[Requirement]:
Below are the entries; return every line among them that holds the word "digit".

Items from a dataset
• • •
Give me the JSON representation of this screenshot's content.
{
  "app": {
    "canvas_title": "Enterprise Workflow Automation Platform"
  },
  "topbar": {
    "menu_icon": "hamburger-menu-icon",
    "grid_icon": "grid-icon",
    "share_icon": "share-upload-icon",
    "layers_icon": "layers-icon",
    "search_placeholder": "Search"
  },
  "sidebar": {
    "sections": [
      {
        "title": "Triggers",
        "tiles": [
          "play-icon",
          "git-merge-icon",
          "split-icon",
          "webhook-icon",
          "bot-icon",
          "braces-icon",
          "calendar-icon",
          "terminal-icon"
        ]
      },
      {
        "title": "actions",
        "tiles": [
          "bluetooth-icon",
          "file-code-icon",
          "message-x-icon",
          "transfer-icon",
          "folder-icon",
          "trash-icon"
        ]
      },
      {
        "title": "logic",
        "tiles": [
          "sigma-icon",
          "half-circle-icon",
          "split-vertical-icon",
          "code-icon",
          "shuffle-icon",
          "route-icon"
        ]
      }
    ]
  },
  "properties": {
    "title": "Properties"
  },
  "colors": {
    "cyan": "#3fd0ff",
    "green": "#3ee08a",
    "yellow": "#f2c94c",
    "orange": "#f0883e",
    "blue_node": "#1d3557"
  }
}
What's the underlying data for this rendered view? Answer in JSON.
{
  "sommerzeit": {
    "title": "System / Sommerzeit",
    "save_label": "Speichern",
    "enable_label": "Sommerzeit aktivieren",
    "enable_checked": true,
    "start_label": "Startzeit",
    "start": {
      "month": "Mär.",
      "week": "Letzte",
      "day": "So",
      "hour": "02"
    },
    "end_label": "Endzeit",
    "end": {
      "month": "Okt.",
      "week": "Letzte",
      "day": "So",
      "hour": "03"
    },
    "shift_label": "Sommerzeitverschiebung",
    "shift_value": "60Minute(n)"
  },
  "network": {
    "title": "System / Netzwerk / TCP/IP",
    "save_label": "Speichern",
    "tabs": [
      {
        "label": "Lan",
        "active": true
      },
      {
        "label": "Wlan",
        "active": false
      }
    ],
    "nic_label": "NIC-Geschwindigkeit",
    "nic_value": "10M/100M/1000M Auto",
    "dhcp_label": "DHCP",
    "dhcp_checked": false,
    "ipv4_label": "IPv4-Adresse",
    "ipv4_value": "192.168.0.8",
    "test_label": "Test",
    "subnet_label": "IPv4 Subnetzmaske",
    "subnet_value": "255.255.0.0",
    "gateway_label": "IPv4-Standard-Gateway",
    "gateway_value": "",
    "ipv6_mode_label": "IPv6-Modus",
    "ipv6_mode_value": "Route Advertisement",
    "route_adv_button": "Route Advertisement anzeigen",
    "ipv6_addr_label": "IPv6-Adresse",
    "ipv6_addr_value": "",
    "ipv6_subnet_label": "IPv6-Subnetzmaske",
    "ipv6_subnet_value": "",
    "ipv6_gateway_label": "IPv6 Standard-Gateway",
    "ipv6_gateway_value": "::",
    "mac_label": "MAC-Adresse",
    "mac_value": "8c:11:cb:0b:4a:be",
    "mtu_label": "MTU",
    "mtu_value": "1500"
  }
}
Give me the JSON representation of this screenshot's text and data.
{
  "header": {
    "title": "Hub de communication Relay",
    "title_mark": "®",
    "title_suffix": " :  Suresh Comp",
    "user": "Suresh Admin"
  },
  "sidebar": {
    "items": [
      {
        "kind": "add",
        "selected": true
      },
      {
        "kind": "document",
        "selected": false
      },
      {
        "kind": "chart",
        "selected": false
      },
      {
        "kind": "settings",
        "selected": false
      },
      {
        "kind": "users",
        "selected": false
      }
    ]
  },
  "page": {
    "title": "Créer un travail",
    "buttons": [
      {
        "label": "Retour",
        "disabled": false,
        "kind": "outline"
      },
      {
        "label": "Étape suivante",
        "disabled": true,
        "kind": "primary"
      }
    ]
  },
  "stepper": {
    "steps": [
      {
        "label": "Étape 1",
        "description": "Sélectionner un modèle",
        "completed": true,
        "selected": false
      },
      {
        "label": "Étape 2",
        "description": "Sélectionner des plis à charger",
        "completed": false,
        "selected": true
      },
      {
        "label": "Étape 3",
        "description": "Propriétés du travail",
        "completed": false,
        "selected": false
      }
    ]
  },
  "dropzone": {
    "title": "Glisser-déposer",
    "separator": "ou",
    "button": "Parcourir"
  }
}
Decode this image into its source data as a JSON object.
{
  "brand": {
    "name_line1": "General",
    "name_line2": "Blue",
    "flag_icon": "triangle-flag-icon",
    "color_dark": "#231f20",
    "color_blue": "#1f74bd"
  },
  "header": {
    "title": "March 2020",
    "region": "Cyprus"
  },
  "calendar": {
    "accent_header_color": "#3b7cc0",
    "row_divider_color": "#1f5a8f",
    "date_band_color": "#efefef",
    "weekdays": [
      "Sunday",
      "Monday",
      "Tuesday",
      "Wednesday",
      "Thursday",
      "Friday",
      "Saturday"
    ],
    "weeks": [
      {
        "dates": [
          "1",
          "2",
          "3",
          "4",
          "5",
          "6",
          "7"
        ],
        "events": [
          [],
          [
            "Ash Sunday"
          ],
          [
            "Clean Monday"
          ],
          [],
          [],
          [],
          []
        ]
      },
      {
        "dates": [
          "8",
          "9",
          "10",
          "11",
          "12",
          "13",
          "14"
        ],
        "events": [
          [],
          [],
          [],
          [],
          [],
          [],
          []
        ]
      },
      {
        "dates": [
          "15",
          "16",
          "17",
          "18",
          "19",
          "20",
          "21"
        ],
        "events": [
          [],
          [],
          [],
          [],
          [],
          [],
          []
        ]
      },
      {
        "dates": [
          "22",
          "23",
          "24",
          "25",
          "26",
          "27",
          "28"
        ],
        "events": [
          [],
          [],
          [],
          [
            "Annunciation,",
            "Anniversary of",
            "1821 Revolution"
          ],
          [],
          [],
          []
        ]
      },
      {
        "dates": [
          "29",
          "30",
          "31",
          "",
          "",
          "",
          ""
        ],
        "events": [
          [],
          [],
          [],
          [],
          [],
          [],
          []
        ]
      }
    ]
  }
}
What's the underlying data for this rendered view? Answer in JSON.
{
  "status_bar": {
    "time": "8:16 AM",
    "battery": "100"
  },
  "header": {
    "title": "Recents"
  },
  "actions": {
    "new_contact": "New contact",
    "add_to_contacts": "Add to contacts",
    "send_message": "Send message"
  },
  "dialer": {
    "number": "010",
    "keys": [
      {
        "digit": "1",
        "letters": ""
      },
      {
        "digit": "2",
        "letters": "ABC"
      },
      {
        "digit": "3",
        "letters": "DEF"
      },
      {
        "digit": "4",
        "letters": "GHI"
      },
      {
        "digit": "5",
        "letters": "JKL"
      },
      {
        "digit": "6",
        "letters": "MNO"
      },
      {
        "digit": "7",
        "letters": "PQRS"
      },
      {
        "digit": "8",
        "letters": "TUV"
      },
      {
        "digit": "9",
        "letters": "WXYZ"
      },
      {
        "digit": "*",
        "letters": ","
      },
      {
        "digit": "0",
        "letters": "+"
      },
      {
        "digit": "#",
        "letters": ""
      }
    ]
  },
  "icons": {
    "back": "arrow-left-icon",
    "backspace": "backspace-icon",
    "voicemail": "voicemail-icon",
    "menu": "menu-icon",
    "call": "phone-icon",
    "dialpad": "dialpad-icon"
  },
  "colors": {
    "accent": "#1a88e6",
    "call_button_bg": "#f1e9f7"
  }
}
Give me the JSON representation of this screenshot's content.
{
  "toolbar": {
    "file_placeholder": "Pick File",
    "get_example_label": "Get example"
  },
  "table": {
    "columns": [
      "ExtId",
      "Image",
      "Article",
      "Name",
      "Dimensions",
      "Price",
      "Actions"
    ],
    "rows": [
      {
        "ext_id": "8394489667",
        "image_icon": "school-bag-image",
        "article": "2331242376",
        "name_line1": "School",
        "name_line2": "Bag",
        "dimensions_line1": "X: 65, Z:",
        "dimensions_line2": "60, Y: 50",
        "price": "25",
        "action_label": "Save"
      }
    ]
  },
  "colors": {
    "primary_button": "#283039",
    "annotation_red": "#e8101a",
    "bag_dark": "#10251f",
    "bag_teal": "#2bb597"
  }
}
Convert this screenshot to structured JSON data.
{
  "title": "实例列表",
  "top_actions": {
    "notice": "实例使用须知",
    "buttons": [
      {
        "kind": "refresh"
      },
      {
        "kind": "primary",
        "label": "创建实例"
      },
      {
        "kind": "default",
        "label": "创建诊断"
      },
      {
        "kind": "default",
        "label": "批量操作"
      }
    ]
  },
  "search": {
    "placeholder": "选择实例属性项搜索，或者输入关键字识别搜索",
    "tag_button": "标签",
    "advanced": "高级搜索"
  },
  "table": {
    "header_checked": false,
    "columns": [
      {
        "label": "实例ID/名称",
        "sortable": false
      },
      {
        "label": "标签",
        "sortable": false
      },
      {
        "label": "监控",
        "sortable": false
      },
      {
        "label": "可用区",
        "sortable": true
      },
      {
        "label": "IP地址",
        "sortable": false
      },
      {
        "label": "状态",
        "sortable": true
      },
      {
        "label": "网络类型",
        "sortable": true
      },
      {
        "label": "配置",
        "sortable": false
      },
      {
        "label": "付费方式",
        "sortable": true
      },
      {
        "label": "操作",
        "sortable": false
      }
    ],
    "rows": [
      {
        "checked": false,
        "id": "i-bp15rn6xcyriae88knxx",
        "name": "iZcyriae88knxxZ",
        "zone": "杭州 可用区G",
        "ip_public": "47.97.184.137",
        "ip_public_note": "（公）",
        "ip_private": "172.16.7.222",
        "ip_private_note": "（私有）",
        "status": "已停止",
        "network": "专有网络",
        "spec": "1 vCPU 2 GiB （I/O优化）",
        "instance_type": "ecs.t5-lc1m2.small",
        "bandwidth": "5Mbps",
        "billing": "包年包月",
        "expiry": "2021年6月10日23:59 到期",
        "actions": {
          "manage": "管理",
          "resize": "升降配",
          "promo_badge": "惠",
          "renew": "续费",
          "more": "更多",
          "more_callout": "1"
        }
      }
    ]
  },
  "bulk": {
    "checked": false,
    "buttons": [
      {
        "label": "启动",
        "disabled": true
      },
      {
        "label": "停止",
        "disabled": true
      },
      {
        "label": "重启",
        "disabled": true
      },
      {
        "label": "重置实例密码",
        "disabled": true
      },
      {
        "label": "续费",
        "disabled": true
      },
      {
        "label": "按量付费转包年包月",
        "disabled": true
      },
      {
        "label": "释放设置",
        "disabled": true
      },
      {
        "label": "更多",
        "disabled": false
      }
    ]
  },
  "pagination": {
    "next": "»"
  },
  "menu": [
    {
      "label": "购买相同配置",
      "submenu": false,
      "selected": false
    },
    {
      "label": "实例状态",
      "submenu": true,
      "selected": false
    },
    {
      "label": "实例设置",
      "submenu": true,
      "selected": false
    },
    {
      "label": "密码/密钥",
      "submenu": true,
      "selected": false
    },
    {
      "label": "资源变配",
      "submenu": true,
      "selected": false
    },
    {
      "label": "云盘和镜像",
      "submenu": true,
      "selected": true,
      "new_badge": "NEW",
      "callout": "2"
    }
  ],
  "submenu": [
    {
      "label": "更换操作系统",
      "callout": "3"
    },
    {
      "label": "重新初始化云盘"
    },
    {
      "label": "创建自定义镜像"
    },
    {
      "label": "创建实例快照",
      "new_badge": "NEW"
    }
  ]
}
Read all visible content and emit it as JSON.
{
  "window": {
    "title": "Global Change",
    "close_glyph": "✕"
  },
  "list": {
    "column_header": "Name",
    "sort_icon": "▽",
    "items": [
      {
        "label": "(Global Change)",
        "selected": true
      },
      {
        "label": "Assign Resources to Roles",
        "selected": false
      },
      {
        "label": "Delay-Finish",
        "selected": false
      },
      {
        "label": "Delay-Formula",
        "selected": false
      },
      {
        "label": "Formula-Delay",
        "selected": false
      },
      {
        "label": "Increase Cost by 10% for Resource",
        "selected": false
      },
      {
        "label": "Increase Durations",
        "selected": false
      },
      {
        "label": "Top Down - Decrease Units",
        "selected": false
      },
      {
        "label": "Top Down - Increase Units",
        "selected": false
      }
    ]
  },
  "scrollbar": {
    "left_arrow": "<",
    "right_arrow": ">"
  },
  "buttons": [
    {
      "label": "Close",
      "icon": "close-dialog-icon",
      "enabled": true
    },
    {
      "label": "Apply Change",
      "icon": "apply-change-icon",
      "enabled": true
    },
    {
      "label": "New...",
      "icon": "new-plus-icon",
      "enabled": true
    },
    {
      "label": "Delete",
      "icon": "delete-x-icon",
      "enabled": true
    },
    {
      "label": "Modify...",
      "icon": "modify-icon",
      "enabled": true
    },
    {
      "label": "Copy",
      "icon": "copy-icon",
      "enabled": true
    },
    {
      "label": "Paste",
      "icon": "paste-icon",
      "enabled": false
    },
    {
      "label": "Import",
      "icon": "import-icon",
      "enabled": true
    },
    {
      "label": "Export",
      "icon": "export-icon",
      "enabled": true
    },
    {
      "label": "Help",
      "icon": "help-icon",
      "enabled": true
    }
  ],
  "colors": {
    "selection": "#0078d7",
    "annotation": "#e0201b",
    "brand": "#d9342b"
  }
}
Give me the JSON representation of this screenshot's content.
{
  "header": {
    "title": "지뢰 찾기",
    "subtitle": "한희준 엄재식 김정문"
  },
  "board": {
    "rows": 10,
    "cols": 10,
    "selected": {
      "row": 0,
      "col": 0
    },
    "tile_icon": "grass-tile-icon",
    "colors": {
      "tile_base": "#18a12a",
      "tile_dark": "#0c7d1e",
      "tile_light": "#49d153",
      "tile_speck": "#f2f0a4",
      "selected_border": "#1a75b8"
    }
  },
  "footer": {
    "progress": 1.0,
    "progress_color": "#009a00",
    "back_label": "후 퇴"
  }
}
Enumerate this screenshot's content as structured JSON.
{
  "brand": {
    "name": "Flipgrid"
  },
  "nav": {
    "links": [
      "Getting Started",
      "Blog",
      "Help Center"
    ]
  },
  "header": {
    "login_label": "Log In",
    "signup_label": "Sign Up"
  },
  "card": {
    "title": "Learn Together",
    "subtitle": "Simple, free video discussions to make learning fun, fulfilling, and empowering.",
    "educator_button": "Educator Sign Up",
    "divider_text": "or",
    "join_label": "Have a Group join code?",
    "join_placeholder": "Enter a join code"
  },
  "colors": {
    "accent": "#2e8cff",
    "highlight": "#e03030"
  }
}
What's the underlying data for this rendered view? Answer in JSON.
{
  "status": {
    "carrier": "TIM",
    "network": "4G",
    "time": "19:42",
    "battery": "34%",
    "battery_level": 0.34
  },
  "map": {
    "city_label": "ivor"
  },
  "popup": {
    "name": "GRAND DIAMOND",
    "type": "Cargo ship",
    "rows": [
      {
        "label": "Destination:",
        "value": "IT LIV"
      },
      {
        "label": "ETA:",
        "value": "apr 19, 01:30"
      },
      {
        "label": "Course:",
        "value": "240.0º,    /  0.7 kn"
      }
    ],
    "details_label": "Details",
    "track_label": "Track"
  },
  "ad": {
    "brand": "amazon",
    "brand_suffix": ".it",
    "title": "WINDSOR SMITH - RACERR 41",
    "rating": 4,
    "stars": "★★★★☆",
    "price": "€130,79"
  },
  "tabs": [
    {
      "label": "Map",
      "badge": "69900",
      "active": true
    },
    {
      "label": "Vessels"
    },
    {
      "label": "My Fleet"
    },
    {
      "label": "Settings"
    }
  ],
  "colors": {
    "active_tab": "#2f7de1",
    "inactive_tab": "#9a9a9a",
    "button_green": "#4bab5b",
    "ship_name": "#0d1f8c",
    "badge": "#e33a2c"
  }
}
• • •
[Response for this exercise]:
        "digit": "1",
        "digit": "2",
        "digit": "3",
        "digit": "4",
        "digit": "5",
        "digit": "6",
        "digit": "7",
        "digit": "8",
        "digit": "9",
        "digit": "*",
        "digit": "0",
        "digit": "#",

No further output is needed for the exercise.